→ **WORK ORDER**: Show all lines below holding the string "HEALTHTURKU".

Records drawn from a dataset

[Start of Attachment]

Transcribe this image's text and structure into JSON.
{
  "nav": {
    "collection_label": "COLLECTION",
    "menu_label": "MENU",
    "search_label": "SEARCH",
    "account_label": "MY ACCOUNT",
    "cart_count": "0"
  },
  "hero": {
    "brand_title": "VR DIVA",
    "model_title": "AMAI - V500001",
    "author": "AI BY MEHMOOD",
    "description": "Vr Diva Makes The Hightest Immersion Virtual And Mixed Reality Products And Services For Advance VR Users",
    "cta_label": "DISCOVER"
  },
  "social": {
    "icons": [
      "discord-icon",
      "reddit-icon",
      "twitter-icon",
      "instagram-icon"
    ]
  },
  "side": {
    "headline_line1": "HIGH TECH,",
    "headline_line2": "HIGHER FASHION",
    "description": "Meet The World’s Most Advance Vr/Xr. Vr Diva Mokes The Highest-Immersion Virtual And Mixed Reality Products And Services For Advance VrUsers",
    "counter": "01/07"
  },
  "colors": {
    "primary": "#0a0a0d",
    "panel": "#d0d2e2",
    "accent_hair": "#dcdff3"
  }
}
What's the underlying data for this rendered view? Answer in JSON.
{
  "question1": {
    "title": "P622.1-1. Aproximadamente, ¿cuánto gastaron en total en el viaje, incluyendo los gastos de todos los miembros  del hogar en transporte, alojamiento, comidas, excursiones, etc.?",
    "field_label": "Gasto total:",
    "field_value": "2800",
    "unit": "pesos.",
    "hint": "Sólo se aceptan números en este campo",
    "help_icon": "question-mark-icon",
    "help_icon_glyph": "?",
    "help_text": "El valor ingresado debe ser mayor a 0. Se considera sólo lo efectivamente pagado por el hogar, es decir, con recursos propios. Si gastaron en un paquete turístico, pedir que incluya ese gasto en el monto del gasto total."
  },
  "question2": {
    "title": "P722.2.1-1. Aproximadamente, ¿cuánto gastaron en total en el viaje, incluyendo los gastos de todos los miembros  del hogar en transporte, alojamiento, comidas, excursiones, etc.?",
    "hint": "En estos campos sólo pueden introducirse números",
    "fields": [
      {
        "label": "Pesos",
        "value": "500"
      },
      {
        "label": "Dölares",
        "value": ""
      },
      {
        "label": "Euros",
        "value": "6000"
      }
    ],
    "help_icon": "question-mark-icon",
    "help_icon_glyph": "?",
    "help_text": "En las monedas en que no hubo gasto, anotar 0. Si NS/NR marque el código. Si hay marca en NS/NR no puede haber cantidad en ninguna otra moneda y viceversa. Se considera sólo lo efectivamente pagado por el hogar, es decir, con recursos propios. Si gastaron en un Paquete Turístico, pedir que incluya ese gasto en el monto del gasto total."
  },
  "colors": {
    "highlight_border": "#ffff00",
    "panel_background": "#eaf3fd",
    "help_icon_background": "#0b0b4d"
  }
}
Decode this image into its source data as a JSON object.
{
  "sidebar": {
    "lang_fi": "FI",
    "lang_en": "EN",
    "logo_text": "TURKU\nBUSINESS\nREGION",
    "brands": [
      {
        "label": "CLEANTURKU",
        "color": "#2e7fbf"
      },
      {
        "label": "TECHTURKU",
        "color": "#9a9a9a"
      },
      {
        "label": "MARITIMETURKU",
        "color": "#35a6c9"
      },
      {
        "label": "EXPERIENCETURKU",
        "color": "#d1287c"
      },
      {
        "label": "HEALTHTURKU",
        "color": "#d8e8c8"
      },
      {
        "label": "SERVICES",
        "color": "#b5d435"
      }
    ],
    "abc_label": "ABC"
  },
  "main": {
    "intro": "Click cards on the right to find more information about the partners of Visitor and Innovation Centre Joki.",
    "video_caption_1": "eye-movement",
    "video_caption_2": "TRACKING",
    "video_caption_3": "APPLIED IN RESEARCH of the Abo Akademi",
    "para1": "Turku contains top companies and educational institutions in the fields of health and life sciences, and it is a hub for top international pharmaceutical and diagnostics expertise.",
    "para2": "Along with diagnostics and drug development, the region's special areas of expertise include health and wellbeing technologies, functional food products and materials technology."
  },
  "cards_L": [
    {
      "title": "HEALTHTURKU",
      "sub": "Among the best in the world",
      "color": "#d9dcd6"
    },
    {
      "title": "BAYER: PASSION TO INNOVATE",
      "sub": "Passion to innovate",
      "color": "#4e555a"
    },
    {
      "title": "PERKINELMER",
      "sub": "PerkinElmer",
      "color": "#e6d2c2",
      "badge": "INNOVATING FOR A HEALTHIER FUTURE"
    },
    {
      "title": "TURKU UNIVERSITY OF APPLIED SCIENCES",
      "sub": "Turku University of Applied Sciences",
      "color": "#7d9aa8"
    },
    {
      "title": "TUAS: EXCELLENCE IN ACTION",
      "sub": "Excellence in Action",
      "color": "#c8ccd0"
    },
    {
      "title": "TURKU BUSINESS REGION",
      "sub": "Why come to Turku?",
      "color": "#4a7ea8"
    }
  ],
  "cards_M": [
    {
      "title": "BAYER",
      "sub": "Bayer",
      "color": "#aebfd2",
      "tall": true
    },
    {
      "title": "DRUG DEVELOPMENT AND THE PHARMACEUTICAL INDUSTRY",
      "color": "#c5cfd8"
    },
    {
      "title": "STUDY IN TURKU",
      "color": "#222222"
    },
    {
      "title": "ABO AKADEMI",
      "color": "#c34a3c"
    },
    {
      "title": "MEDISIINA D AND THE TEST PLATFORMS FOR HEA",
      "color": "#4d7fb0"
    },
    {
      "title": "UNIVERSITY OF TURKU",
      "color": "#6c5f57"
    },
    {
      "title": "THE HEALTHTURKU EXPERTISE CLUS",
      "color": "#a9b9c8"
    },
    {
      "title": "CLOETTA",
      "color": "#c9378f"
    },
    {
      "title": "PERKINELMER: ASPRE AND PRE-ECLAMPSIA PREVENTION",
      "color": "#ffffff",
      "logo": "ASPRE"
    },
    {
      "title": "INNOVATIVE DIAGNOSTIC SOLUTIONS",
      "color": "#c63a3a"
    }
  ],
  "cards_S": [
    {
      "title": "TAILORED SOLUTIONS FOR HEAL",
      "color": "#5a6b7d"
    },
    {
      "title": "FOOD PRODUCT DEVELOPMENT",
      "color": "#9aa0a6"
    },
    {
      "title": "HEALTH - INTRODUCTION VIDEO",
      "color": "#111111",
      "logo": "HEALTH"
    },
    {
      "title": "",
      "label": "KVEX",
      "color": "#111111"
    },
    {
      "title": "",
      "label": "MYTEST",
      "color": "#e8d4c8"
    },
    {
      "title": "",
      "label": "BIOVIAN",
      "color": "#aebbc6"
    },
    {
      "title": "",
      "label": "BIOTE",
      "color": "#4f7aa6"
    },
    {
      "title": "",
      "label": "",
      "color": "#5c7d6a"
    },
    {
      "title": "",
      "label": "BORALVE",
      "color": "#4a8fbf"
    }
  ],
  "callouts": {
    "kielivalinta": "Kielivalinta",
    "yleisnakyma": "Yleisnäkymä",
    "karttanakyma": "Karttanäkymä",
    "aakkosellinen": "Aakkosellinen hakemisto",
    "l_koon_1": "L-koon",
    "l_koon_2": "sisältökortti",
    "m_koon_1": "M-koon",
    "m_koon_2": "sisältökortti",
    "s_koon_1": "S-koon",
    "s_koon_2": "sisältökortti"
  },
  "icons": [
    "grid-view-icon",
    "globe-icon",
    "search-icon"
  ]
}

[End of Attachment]

→ **RESULT OF THE TASK**:
        "label": "HEALTHTURKU",
      "title": "HEALTHTURKU",
      "title": "THE HEALTHTURKU EXPERTISE CLUS",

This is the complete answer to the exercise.